Rose-Louise did not challenge the practices of her Pakistani colleagues. She adapted. "I wasn't used to some of the recommended treatments here," she says. "For example, it's common to administer Valium to Pakistani women during labor to ease pain. As a result, the newborn may not be breathing at birth. Since I couldn't prevent that, I took charge of reviving the baby."

However, Rose-Louise did want to make several improvements at the Hangu maternity unit - in hygiene, monitoring of work and detection of warning signals. To do that, she organized a permanent team assigned to the labor and delivery room. Until then, hospital staff had rotated among all the departments.  Rose-Louise remains optimistic. "It takes a long time to change habits and we still have a long list of projects. But the team is much more involved and they've made great progress."

As a result, by the end of her four-month mission, Rose-Louise's colleagues consult her more regularly, which gives her an opportunity to train them in clinical diagnosis. "One day, a patient arrived with a hand prolapse (a sign that the fetus is in a transverse lie and cannot be born vaginally).  I took the mother to the operating room for an emergency C-section. She delivered twins – both in great shape! This could have been a serious case but by calling me, the team made the right move. Until MSF arrived, the Hangu hospital did not even have an OB-GYN operating room and patients who needed surgery were referred to neighboring towns. It takes time for the teams to absorb these changes."

Rose-Louise also works regularly with the MSF team in Peshawar. In May 2011, the team opened a hospital dedicated to women's health and to gynecological and obstetric diseases.

There's still a lot of work to do. For example, women who need emergency care often arrive at the hospital late – sometimes too late. "We had a patient who arrived in a coma following eclampsia (a serious complication of pregnancy that can be fatal for the mother and/or the fetus, characterized by convulsions). Despite the emergency caesarian, treatment and the care we provided, she died several hours later. She had not received the prenatal care that could have prevented this and she arrived too late. Nothing more could be done for her. These kinds of examples are more common than I ever would have imagined." Similarly, young Pakistani women who give birth typically do not nurse in the maternity ward, but at home. "MSF is not well-established enough yet to propose a change. As a result, patients leave the unit too soon – sometimes just one hour after delivery. Postpartum monitoring is not as careful as in France, for example."
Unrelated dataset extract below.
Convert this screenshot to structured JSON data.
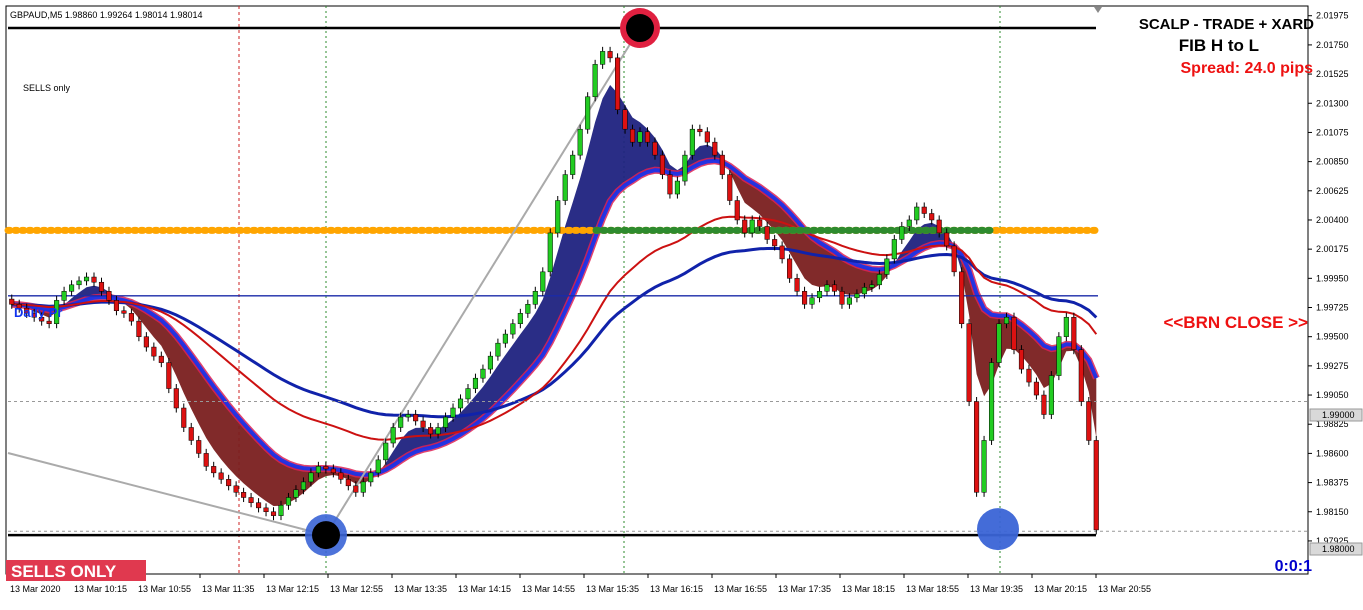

In spite of everything, the programmeme is moving forward. MSF has been providing the maternity unit with necessary medicines since July. Previously, the unit ran out of supplies frequently In addition, families were responsible for buying medicine, at a cost of up to 10% of the average Pakistani's salary. "Our work might be a drop in the ocean of needs," Rose-Louise acknowledges, "but I fought for the patients of Hangu."